I. Original Works. There is a complete bibliography of Tillo’s writings in Novokshanova (see below). They include Opisanie Aralo-Kaspyskoy nivelirovki, proizvedennoy v 1874 godu po porucheniyu Russkogo Geograficheskogo Obshchestva i Orenburgskogo ego otdela (“A Description of the Aral-Caspian Leveling Carried Out in 1874, Commissioned by the Russian Geographical Society and Its Orenburg Section”; St. Petersburg, 1877); Opyt svoda nivelirovok Rossyskoy imperii. Materialy dlya gipsometrii Rossii. S Atlasom prodolnykh profiley, 4 pts. (“An Attempt at a Generalization Comparing the Levels of the Russian Empire. Materials for the Hyposometry of Russia.
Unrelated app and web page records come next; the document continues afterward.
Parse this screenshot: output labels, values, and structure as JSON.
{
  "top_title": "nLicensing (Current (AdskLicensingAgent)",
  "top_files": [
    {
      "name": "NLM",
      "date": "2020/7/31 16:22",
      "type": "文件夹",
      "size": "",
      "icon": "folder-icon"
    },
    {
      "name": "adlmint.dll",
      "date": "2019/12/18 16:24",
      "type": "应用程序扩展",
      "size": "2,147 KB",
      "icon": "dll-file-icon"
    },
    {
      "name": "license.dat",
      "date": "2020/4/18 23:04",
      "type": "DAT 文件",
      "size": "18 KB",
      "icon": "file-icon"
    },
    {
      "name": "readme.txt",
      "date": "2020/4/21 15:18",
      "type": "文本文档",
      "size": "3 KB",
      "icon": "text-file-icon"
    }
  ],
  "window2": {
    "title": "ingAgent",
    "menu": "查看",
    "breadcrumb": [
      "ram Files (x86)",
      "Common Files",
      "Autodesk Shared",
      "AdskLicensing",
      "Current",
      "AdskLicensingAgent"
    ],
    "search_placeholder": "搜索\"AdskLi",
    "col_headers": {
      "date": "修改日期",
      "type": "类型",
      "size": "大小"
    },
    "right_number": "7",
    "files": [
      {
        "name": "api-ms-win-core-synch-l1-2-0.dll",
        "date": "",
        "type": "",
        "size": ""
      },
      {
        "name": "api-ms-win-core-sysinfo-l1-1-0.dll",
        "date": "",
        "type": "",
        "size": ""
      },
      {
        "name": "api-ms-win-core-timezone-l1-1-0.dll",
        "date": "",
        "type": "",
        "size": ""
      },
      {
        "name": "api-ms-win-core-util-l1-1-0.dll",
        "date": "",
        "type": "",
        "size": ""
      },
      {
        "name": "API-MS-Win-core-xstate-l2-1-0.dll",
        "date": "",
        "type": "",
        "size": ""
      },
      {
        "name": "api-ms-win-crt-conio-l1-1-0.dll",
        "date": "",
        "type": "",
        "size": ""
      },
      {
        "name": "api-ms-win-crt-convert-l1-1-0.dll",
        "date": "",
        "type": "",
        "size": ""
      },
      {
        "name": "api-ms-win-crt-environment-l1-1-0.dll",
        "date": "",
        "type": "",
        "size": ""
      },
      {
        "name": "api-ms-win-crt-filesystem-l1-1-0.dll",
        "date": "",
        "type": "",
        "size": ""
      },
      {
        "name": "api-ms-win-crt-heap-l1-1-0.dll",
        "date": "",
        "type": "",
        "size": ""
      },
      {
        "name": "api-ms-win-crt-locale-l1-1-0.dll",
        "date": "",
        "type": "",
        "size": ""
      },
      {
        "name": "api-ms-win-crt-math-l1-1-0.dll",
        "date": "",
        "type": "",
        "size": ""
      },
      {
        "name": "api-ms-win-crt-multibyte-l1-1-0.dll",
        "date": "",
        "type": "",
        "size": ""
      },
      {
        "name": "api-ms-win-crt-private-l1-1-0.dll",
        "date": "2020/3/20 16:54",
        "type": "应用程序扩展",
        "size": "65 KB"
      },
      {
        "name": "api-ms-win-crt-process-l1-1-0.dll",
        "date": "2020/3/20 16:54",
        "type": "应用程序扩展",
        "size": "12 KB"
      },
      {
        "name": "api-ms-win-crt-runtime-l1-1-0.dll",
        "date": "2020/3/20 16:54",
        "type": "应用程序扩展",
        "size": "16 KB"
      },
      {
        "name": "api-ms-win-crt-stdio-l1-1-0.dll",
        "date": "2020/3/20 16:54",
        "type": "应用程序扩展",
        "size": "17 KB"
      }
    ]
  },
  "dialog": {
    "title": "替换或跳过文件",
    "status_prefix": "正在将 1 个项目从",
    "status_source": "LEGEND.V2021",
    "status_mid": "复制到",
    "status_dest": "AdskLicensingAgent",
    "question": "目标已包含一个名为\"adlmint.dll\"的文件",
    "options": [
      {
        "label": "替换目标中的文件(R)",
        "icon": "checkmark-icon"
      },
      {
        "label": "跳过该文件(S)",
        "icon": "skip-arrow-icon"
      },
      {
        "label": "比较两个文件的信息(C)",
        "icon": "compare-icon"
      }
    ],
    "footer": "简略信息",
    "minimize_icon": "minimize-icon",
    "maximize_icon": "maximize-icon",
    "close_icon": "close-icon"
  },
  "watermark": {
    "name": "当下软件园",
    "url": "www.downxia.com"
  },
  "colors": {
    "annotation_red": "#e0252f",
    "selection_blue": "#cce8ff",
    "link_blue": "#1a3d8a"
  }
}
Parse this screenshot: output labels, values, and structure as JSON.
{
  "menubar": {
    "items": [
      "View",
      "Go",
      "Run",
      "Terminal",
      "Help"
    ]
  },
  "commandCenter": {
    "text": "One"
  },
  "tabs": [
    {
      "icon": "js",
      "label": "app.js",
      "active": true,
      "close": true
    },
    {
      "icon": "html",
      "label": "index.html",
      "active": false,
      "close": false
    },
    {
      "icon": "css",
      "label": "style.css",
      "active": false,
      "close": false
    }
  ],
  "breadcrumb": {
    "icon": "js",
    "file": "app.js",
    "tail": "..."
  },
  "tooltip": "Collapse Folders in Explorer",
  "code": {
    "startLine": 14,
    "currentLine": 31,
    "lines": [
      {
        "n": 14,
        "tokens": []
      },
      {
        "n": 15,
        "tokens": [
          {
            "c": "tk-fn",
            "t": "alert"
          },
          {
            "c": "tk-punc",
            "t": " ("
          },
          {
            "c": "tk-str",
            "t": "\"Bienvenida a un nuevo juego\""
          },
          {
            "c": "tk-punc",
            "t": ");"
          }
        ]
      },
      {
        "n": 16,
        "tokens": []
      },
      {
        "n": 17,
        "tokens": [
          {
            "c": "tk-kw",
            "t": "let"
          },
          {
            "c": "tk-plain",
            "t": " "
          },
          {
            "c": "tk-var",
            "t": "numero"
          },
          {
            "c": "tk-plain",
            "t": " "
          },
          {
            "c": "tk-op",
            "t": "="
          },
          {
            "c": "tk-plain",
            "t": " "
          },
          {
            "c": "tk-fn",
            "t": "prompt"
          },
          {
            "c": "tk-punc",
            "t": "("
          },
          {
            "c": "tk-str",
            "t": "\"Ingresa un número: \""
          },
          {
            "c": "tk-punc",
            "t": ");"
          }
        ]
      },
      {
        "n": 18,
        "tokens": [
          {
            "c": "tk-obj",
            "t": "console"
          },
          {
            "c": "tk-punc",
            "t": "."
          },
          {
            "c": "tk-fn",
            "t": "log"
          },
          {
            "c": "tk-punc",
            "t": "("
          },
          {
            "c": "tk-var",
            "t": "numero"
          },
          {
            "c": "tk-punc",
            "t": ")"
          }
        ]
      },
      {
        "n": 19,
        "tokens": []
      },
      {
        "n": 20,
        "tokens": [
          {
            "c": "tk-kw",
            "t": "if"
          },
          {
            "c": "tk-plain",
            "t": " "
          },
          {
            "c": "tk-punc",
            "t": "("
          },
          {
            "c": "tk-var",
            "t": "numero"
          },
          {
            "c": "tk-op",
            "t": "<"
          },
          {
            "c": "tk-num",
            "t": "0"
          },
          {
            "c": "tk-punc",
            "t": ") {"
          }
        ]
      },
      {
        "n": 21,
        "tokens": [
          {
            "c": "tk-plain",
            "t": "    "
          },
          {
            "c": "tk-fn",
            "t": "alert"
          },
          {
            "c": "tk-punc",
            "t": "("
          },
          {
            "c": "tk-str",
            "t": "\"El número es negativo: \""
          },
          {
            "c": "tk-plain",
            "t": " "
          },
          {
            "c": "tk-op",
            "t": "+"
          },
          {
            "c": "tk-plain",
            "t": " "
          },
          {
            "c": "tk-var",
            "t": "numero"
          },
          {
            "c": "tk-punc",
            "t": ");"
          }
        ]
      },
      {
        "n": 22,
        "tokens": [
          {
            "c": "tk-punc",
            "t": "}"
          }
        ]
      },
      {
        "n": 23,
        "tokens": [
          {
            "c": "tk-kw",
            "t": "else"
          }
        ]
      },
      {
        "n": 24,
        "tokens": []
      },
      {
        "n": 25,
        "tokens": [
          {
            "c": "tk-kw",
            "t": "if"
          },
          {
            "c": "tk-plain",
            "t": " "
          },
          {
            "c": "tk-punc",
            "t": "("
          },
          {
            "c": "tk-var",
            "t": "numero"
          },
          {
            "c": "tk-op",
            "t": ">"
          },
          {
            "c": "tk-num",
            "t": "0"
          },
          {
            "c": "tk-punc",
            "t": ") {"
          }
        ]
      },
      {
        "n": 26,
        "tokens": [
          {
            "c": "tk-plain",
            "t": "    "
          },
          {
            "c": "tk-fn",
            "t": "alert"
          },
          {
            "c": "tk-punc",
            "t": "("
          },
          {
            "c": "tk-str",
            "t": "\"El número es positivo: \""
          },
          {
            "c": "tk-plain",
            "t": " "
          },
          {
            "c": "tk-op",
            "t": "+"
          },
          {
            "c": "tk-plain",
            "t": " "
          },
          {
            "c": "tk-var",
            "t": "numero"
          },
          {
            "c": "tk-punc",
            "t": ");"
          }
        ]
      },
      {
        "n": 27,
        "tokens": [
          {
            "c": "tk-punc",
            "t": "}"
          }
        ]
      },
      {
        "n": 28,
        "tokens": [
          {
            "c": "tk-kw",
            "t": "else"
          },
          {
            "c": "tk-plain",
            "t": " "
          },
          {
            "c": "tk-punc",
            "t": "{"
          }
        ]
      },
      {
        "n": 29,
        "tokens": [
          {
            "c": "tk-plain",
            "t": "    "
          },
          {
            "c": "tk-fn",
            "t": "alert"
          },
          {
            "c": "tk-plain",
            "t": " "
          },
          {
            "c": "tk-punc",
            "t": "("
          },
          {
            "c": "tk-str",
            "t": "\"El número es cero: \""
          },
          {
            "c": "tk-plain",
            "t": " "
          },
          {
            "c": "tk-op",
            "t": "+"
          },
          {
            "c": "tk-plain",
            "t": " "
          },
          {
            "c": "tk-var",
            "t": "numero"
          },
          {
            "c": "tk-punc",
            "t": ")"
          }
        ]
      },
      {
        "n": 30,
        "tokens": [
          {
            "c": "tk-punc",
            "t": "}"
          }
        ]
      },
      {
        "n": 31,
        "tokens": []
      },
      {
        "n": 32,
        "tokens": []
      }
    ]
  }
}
With an Atlas of Longitudinal Profiles”; St. Petersburg, 1881–1882); Karta vysot Evropeyskoy Rossii (“Map of the Altitudes of European Russia”; St. Petersburg, 1884); Karta dliny i padenia rek Evropeyskoy Rossii (“Map of the Lengths and Descents of the Rivers of European Russia“; St. Petersburg, 1888); Gipsometricheskaya karta Evropeyskoy Rossii (“Hypsometric Map of European Russia”; St. Petersburg, 1889); “Srednyaya vysota sushi i srednyaya glubina morya v severnom i yuzhnom polushariakh i zavisimost sredney vysoty materikov i sredney glubiny morey of geograficheskoy shiroty” (“The Average Altitude of the Dry Land and the Average Depth of the Sea in the Northern and Southern Hemispheres and the Relation of the Average Altitude of the Continents and the Average Depth of the Seas to Geographical Latitude”), in lzvestiva Imperatorskogo Russkogo geografichesko obshchestva, 25, no. 2 (1889), 113–134: “Raspredelenie atmosfernogo davlenia na prostranstve Rossyskoy imperii i Aziatskogo materika na osnovanii nablyudeny s 1836 po 1885 g.” (“Distribution of Atmospheric Pressure in the Area of the Russian Empire and the Asian Continent Based on Observations From 1836 Through 1885”), in Zapiski Imperatorskogo russkogo geograficheskogo obshchestva, 21 (1890), 1 – 308; “Orografia Evropeyskoy Rossii na osnovanii gipsometricheskoy karty” (“The Orography of European Russian Based on a Hypsometric Map”), in Izvestiva Imperatorskogo Russkogo geografichesko obshchestva, 26 , pt. 1 (1890), 8–32; Gipsometricheskaya karta Zapadnoy chasti Evropeyskoy Rossii, v svyazi s prilezhashchimi chastyami Germanii, Avstro-Vengrii i Rumynii (“Hypsometric Map of the Western Part of European Russia Together with the Adjacent Parts of Germany, Austria-Hungary, and Romania”; St. Petersburg, 1896); Karta basseynov vnutrennikh vodnykh putey Evropeyskoy Rossii s ukazaniem punktov, meteorologicheskikh i vodomernykh nablyudeny (“Map of the Basins of the Inland Water Routes of European Russia With an Indication of the Points of Meteorological and Water-Measuring Observations”: St. Petersburg, 1897): and Atlas raspredelenia atmosfernykh osadkov Rossii po rnesyatsam i za res god na osnovanii dvadtsatiletnikh nablvudeny 1871–1890 gg. (“Atlas of the Distribution of Atmospheric Precipitation in Russia by Months and the Entire Year Based on Twenty-Year Observations 1871–1890”; St. Petersburg, 1897).

II. Secondary Literature. See L. S . Berg, “A. A. Tillo,” in Izvestiya Vsesoyuznogo geograficheskogo obshchestva, 82 , no. 2 (1950), 113–125, published on the fiftieth anniversary of his death; and Z. K. Novokshanova, Aleksey Andreevich Tillo (Moscow, 1961).

I. Fedoseyev